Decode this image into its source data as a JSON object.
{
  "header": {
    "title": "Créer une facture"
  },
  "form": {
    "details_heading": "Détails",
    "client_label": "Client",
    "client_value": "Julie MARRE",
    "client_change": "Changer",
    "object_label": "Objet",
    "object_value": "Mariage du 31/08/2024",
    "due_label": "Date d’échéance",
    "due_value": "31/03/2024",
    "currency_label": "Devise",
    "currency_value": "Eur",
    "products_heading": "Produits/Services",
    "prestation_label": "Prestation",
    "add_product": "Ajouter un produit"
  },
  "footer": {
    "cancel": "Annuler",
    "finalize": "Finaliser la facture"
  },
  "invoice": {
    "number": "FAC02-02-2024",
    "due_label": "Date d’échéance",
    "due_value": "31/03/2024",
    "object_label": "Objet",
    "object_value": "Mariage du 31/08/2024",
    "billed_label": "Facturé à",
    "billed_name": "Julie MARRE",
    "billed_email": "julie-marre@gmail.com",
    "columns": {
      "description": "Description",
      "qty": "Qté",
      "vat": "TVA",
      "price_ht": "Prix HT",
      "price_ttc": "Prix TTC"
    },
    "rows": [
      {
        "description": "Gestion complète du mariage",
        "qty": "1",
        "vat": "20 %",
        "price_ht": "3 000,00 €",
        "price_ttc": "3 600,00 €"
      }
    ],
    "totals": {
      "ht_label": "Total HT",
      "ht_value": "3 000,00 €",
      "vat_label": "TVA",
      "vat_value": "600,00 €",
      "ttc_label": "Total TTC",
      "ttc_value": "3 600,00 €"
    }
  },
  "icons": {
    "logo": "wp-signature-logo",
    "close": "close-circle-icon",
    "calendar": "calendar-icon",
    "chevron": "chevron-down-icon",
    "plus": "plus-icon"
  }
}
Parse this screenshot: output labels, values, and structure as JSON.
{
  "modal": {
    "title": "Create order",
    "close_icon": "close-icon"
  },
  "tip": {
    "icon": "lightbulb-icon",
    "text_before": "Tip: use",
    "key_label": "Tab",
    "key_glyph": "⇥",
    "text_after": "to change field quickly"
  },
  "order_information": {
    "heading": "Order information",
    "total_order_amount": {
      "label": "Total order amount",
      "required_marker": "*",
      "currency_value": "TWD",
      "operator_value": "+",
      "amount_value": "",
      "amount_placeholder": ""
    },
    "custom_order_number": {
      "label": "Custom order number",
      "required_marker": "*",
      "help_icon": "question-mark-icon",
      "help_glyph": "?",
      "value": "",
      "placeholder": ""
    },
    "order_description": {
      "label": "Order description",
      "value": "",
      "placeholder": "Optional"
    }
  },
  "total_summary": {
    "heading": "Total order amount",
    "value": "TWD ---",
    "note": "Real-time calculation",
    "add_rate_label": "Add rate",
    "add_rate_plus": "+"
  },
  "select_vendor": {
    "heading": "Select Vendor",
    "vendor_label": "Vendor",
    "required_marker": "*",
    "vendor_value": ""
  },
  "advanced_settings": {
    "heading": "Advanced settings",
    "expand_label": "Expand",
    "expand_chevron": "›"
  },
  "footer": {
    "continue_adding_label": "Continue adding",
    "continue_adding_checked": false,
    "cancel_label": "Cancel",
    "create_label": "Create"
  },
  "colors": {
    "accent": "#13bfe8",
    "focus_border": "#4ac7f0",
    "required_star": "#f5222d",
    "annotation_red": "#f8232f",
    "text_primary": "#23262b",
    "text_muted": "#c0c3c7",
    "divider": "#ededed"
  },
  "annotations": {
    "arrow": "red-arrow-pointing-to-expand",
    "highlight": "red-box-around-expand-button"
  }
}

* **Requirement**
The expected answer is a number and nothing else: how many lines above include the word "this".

* **Solution**
2